To be able to properly remember Sticky Fingers being released by The Rolling Stones, as their xx long playing record in April 1971, you are probably 58 years or older, maybe a little younger if you had older siblings who bought the album when it was released and indoctrinated you by playing it over and over again. But the fact is for countless Stones’ fans, many not even in their thirties, this album is a classic, among classics. It resonates with generations of fans that have grown used to hearing songs from the album played live by the band in the intervening 45 years.
Sticky Fingers was over 500 days in the making; from when recording began to when it was eventually released The anticipation had been heightened by a UK tour in March, the filming of a show at London’s legendary Marquee Club and by the fact that The Stones had announced that they were leaving Britain to to live in France.
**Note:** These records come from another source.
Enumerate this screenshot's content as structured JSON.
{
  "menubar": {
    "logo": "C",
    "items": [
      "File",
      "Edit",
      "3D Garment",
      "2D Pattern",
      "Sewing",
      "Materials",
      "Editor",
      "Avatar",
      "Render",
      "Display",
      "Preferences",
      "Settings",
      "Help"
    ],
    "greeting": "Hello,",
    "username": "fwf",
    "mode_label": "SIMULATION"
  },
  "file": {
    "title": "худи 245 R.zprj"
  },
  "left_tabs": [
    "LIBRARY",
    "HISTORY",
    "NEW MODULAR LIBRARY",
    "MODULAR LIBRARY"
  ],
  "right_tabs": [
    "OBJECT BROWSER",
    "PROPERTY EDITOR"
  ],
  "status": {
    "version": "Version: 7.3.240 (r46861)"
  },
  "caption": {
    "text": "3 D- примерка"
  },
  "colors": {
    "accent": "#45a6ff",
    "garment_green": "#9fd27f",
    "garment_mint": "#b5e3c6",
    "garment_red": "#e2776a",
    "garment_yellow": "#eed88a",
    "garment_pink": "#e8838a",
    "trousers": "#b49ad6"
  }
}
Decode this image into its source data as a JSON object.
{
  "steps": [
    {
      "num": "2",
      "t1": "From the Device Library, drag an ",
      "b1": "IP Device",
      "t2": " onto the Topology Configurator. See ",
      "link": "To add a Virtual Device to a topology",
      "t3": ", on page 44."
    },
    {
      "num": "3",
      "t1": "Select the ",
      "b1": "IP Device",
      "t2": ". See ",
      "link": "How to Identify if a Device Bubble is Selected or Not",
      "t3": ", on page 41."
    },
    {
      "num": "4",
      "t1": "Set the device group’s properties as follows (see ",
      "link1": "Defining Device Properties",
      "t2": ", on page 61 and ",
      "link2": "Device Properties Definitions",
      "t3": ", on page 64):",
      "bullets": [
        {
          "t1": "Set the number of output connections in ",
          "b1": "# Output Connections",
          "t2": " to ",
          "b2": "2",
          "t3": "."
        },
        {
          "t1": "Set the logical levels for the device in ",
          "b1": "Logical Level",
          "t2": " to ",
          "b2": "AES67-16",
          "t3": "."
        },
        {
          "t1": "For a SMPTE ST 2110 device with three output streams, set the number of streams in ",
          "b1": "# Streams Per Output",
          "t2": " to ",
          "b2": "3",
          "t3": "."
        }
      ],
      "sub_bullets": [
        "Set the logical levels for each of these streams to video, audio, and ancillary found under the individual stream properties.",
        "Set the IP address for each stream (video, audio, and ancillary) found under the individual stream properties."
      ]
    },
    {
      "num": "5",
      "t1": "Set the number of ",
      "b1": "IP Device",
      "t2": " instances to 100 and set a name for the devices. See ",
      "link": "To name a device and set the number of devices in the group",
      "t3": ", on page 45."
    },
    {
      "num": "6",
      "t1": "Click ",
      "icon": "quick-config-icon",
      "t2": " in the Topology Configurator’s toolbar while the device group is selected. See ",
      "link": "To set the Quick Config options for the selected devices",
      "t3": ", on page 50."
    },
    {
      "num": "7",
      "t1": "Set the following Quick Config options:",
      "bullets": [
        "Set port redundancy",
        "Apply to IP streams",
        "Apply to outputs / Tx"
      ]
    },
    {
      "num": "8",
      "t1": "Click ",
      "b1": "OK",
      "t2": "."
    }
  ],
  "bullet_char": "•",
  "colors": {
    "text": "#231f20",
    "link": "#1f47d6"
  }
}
Upon its original release the album was greeted with delight by fans and critics alike. As Rolling Stone magazine said, “It is the latest beautiful chapter in the continuing story of the greatest rock group in the world,” The reissue of Sticky Fingers has been over 16,000 days in the making, but has it been worth the wait? On 22 May 1971 It deposed Crosby Stills, Nash & Young's live album, 4 Way Street from the No.1 position on the Billboard album chart and then stayed there for the next month
Sticky Fingers is a perfect record. Great music, an album cover that’s iconic and the story around its making that has added to its legend. Many classic Stones’ records were recorded in America, at both RCA’s studio in Hollywood and at Chess Records in Chicago, but for Sticky Fingers the band chose a far less glamorous studio, one in the Southern States that only those in the musical-know had heard of – Muscle Shoals Sound in Sheffield, Alabama.
Having finished their tour of the US in December 1969 the Stones flew to Muscle Shoals where they recorded three songs that are at the very heart of the album – ‘Brown Sugar’, ‘Wild Horses’ and ‘You Gotta Move’. The band then flew from Muscle Shoals to San Francisco on 5 December, and 24 hours later they played their infamous free concert at Altamont.
Over the course of the next year the band worked on more recordings at London’s Olympic Studios and at Mick’s country house, Stargroves using the Stones Mobile, to capture the remainder of the tracks that make up the album.
But 1970 was not all about recording, far from it. There was a European tour and behind the scenes there was much changing. The Stones had decided to leave Decca Records at the end of their contract period and to start their own label that was to be funded by another record company; after much negotiation the band decided to go with Ahmet Ertegun and Atlantic Records.
Forming their own label meant coming up with a name and an identity – the name was simple, “Rolling Stones Records”, but the identity and the logo took a little longer. As we now all know it was the famous ‘tongue and lips’ that became that identity and has since become the most recognisable band logo in the world, as well as one of the most well known brands.
Given some of the issues that the band had faced with earlier record covers they were determined to have an album that looked they way they wanted it to look and so Mick and Charlie set about working with Andy Warhol to come up with a concept that the band loved. The album with its fully working zip on the original release is now one of the best-known LP covers in the world; at the time the New Musical Express was prompted to write, “Fame has spread from Mick Jagger’s lips to his zips.” It was all part of the single mindedness with which the Stones went about getting this record, just right.
By the time mixing was completed in early 1971 the band had two things on their collective minds. A short tour of the UK and a move to France, a tour to say farewell and a move necessitated by financial mismanagement over a long period that would have bankrupted the band had they stayed in Britain.
And so it was that on 16 April 1971 ‘Brown Sugar’ came out in the UK and a week later Sticky Fingers was released around the world. You can now download versions of Sticky Fingers by clicking the buttons below